#### TASK DIRECTIONS
Among the entries below, find the lines that hold the word "Contact" and report them.

#### EXERCISE DATA
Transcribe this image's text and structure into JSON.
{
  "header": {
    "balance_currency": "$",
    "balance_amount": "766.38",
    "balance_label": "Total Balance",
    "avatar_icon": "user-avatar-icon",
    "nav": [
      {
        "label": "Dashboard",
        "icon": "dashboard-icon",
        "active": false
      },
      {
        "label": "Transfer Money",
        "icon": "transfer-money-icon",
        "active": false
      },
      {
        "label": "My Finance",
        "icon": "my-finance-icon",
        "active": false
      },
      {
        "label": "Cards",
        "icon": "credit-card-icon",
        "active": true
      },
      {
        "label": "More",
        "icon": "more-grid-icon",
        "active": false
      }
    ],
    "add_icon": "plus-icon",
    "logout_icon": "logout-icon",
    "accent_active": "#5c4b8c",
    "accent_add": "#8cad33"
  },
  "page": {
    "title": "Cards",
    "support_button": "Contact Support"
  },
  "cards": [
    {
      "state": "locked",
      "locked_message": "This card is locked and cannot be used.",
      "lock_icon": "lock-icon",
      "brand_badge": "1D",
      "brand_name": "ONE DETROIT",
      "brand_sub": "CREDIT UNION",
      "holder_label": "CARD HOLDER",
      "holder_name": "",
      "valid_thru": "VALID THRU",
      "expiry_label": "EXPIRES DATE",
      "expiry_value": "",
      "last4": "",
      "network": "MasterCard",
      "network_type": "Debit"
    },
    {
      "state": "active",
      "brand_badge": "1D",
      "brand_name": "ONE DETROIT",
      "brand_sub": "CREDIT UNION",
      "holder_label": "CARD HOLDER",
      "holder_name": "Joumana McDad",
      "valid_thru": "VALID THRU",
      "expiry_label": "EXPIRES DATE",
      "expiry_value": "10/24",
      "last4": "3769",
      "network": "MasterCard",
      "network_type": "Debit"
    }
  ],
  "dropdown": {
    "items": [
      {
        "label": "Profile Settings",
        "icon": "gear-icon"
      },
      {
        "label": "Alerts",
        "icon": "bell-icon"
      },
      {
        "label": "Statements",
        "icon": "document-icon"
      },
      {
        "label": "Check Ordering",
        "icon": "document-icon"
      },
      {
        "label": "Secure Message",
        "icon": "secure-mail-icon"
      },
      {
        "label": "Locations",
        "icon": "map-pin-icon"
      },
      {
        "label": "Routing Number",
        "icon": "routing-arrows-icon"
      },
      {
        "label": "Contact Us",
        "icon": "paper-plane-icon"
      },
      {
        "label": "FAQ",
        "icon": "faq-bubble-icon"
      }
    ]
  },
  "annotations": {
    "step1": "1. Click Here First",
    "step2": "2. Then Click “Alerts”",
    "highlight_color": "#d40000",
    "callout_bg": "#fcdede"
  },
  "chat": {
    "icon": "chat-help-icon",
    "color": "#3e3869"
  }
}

#### RESULT OF THE TASK
    "support_button": "Contact Support"
        "label": "Contact Us",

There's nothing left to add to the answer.